- Prompt
Each line of the data below must be given again exactly as written.

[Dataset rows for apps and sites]
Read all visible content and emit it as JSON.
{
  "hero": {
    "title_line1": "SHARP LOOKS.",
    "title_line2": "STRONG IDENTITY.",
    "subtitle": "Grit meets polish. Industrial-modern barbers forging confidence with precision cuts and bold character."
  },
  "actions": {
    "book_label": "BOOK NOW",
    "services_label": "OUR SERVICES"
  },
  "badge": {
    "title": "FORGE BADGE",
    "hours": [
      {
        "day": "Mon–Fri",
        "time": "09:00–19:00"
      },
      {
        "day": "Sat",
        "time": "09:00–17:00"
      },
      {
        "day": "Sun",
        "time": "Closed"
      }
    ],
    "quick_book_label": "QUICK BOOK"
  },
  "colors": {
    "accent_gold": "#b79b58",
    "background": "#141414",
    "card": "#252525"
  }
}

- Completed task
Read all visible content and emit it as JSON.
{
  "hero": {
    "title_line1": "SHARP LOOKS.",
    "title_line2": "STRONG IDENTITY.",
    "subtitle": "Grit meets polish. Industrial-modern barbers forging confidence with precision cuts and bold character."
  },
  "actions": {
    "book_label": "BOOK NOW",
    "services_label": "OUR SERVICES"
  },
  "badge": {
    "title": "FORGE BADGE",
    "hours": [
      {
        "day": "Mon–Fri",
        "time": "09:00–19:00"
      },
      {
        "day": "Sat",
        "time": "09:00–17:00"
      },
      {
        "day": "Sun",
        "time": "Closed"
      }
    ],
    "quick_book_label": "QUICK BOOK"
  },
  "colors": {
    "accent_gold": "#b79b58",
    "background": "#141414",
    "card": "#252525"
  }
}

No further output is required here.